Exercise
From the data that follows, report how many lines hold the string "title", giving only the number.

* * * * * * * * *

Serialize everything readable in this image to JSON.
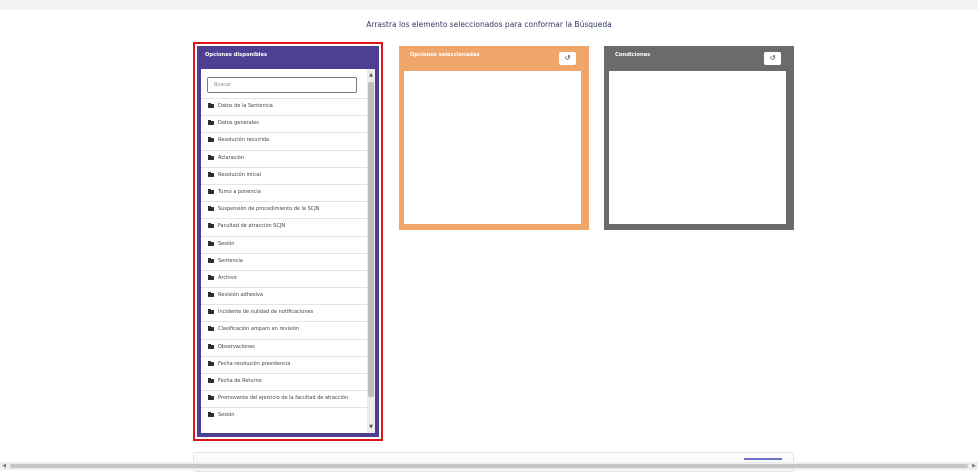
{
  "instruction": "Arrastra los elemento seleccionados para conformar la Búsqueda",
  "available": {
    "title": "Opciones disponibles",
    "search_placeholder": "Buscar",
    "items": [
      {
        "label": "Datos de la Sentencia"
      },
      {
        "label": "Datos generales"
      },
      {
        "label": "Resolución recurrida"
      },
      {
        "label": "Aclaración"
      },
      {
        "label": "Resolución inicial"
      },
      {
        "label": "Turno a ponencia"
      },
      {
        "label": "Suspensión de procedimiento de la SCJN"
      },
      {
        "label": "Facultad de atracción SCJN"
      },
      {
        "label": "Sesión"
      },
      {
        "label": "Sentencia"
      },
      {
        "label": "Archivo"
      },
      {
        "label": "Revisión adhesiva"
      },
      {
        "label": "Incidente de nulidad de notificaciones"
      },
      {
        "label": "Clasificación amparo en revisión"
      },
      {
        "label": "Observaciones"
      },
      {
        "label": "Fecha resolución presidencia"
      },
      {
        "label": "Fecha de Returno"
      },
      {
        "label": "Promovente del ejercicio de la facultad de atracción"
      },
      {
        "label": "Sesión"
      }
    ],
    "icon": "folder-icon"
  },
  "selected": {
    "title": "Opciones seleccionadas",
    "reset_icon": "↺"
  },
  "conditions": {
    "title": "Condiciones",
    "reset_icon": "↺"
  },
  "scroll": {
    "up": "▲",
    "down": "▼",
    "left": "◀",
    "right": "▶"
  },
  "colors": {
    "available_header": "#4e3f92",
    "selected_header": "#efa66a",
    "conditions_header": "#6b6b6b",
    "highlight_border": "#e0161f"
  }
}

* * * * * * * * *

Response
3